Work instruction >> The answer must be every line from the entries below that includes "name".

------ Material provided

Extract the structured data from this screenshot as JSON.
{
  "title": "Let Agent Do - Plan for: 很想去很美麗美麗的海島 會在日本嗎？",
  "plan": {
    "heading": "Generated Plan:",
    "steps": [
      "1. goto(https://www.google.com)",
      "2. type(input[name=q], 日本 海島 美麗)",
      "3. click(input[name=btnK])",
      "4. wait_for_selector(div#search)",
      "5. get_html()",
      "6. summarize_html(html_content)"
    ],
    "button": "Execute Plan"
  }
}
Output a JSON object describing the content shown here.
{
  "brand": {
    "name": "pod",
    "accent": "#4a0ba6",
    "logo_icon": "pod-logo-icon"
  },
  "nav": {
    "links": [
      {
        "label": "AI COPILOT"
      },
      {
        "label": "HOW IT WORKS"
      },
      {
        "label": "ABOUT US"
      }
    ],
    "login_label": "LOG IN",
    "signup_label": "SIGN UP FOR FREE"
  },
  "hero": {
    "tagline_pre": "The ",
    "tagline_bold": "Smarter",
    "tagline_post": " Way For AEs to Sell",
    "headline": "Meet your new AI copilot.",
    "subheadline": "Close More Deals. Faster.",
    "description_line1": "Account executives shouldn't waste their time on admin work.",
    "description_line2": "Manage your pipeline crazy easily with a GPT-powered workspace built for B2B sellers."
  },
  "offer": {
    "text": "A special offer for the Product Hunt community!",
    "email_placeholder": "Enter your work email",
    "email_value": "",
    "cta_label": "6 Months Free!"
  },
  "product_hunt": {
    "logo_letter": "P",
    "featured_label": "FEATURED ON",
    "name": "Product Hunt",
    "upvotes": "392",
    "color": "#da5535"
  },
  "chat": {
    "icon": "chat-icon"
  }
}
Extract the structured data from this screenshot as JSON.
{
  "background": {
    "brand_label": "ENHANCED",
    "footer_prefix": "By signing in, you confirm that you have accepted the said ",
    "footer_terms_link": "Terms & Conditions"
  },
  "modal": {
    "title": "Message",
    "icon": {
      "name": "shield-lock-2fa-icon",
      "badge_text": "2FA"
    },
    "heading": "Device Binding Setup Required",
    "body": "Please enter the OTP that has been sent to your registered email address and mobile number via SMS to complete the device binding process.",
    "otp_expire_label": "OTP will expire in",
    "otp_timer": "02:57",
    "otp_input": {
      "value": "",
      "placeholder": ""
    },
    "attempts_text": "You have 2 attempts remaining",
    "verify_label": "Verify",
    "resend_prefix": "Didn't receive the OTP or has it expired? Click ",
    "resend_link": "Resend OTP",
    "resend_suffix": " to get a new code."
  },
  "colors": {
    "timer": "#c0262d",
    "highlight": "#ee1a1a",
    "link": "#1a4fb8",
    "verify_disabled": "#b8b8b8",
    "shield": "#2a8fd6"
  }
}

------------

Exercise solution >>
      "2. type(input[name=q], 日本 海島 美麗)",
      "3. click(input[name=btnK])",
    "name": "pod",
    "name": "Product Hunt",
      "name": "shield-lock-2fa-icon",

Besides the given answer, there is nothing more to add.